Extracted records
━━━━━━━━━━━━━━━━

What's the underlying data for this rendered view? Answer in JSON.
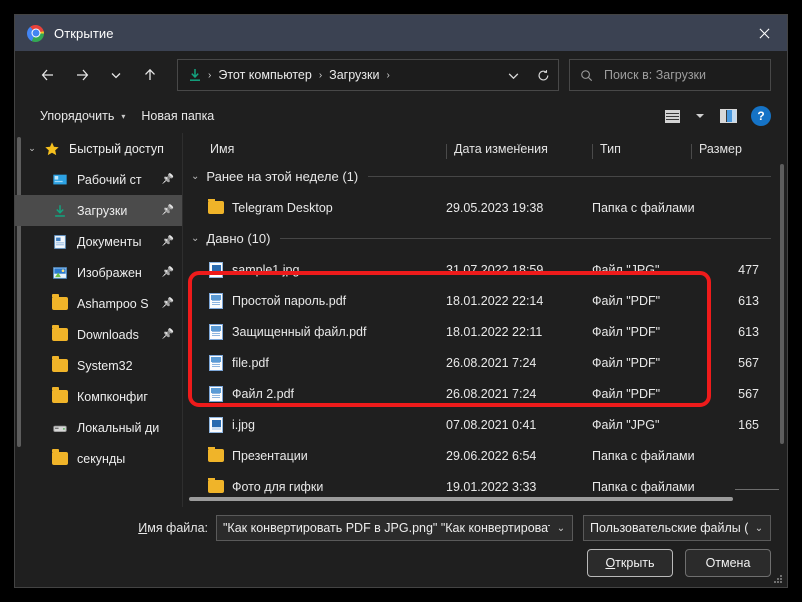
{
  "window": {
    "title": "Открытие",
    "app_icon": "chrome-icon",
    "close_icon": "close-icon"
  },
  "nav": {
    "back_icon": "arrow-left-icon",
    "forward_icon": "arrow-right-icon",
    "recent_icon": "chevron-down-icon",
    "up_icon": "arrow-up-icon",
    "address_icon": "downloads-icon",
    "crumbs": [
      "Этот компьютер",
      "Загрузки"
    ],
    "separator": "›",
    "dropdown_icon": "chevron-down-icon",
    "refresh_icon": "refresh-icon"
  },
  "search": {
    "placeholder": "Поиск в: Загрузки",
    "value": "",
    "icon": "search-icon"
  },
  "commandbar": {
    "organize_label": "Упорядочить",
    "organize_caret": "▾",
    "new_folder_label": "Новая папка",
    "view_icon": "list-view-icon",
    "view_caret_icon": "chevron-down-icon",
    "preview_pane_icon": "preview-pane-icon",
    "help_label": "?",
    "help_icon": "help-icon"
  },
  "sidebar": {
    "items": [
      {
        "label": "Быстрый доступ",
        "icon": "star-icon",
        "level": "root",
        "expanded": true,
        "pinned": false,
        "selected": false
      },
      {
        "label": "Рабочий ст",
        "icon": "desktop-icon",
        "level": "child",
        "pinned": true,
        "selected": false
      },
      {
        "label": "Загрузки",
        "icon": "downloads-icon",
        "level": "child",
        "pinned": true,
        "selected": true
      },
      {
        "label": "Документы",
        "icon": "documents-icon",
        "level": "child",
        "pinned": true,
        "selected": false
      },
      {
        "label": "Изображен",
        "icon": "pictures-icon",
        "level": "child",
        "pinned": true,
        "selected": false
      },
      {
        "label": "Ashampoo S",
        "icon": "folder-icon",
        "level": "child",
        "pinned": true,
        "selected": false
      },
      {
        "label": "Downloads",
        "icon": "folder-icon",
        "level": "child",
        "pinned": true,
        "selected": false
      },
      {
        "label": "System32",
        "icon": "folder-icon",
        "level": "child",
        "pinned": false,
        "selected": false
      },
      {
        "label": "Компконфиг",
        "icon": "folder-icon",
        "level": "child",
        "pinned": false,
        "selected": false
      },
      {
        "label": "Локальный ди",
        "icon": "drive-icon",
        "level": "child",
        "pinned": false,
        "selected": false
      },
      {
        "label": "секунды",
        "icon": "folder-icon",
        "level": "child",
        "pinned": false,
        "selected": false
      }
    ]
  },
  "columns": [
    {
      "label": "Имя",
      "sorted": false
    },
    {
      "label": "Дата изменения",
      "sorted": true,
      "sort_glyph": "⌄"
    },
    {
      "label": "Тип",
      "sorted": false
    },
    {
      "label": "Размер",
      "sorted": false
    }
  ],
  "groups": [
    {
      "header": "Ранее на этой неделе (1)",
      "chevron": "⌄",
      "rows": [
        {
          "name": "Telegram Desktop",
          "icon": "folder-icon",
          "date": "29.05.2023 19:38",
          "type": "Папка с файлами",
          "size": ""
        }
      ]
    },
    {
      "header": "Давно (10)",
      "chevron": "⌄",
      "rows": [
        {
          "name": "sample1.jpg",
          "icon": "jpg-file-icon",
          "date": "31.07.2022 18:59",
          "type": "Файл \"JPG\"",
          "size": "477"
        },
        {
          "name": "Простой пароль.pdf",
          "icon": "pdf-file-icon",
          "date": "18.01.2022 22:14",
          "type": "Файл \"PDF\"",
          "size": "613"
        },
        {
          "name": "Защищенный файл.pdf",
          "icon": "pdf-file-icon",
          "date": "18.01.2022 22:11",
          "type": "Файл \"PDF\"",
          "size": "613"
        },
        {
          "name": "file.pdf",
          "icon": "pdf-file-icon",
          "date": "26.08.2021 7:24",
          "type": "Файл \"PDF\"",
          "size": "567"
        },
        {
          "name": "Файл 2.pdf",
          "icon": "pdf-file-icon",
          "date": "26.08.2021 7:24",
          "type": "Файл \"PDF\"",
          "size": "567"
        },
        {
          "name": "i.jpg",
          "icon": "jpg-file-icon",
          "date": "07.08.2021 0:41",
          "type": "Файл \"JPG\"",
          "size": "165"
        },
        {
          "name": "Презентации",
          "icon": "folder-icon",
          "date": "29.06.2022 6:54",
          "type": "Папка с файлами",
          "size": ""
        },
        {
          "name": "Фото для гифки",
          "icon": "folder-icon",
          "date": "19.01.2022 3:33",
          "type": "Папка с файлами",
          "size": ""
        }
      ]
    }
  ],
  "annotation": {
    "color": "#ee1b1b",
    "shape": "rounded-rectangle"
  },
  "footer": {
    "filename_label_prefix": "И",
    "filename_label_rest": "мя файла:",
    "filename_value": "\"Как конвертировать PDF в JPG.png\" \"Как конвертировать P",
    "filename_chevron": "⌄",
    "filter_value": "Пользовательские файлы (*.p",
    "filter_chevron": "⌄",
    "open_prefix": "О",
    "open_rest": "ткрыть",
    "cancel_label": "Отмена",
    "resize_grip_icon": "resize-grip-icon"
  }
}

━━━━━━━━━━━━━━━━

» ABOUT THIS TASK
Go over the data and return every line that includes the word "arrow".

» COMPLETED TASK
    "back_icon": "arrow-left-icon",
    "forward_icon": "arrow-right-icon",
    "up_icon": "arrow-up-icon",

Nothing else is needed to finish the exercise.